REQUIREMENT
Return, from the data that follows, each line that holds the word "Survey".

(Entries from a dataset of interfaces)

^^^^^^^^

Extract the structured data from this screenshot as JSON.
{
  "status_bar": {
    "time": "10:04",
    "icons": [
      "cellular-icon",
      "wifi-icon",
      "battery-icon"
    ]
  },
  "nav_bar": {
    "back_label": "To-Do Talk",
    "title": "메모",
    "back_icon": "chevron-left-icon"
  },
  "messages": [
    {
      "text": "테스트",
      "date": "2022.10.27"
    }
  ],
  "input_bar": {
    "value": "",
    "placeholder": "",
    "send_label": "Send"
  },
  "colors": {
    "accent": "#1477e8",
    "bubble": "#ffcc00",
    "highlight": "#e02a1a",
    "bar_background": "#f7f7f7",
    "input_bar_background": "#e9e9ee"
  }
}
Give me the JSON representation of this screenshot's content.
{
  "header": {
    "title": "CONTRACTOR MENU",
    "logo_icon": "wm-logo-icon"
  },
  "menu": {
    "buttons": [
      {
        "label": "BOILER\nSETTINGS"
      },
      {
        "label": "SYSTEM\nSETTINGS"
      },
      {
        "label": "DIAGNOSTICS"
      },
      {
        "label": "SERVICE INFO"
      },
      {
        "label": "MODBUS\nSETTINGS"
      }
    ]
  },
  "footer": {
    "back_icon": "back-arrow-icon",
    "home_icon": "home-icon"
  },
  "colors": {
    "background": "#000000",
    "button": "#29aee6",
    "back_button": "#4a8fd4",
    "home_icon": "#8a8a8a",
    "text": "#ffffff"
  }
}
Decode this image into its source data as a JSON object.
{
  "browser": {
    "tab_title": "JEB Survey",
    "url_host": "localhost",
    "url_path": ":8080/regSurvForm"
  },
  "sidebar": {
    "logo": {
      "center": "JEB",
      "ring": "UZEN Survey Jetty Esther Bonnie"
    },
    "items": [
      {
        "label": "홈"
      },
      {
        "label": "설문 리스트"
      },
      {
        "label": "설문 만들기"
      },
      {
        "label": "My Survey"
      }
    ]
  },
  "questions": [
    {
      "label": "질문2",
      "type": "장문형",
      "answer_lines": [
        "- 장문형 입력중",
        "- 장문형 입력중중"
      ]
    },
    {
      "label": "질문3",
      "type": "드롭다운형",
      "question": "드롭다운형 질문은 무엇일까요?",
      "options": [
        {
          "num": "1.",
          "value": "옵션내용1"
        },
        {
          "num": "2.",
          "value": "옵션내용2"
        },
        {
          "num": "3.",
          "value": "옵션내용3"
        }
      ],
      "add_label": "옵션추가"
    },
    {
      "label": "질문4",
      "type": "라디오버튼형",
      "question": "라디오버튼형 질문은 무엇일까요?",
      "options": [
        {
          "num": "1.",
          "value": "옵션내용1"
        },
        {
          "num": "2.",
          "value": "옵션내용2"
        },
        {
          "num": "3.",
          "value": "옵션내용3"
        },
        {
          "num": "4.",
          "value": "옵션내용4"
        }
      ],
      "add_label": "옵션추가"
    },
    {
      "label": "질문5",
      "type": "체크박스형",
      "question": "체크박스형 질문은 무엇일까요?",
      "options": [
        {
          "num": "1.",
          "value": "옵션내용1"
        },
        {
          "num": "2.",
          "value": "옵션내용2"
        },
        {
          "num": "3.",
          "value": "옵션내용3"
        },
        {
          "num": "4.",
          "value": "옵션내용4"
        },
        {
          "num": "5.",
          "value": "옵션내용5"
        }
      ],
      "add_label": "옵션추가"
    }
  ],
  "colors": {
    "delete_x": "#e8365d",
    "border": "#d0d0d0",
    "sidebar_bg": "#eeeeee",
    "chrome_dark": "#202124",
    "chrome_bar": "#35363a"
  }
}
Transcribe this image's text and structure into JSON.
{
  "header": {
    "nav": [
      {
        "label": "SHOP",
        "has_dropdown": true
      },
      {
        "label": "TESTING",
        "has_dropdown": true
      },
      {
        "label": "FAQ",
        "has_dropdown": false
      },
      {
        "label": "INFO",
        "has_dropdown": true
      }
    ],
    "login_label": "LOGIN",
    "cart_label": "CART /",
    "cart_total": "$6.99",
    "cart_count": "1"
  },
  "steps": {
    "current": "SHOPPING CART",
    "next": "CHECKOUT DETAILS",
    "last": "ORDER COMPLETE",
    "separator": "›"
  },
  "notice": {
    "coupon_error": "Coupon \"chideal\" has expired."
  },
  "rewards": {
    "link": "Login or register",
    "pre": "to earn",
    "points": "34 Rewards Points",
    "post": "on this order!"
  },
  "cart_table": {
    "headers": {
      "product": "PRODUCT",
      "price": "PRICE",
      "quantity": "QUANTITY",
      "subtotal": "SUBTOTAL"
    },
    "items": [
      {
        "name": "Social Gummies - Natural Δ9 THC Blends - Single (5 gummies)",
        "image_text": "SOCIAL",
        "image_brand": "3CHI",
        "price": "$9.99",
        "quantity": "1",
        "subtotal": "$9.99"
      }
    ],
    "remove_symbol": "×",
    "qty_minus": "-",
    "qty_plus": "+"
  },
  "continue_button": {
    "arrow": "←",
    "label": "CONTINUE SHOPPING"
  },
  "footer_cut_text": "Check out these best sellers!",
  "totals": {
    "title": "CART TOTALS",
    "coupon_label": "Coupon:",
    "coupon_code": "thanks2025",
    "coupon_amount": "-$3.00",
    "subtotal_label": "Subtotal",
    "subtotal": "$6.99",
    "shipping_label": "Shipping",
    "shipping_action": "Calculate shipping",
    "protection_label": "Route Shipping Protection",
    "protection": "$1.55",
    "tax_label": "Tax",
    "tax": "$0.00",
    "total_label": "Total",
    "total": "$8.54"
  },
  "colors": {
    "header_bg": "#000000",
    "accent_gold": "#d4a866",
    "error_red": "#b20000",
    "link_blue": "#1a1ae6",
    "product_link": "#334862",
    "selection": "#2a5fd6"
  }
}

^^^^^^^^

FINISHED EXERCISE
    "tab_title": "JEB Survey",
      "ring": "UZEN Survey Jetty Esther Bonnie"
        "label": "My Survey"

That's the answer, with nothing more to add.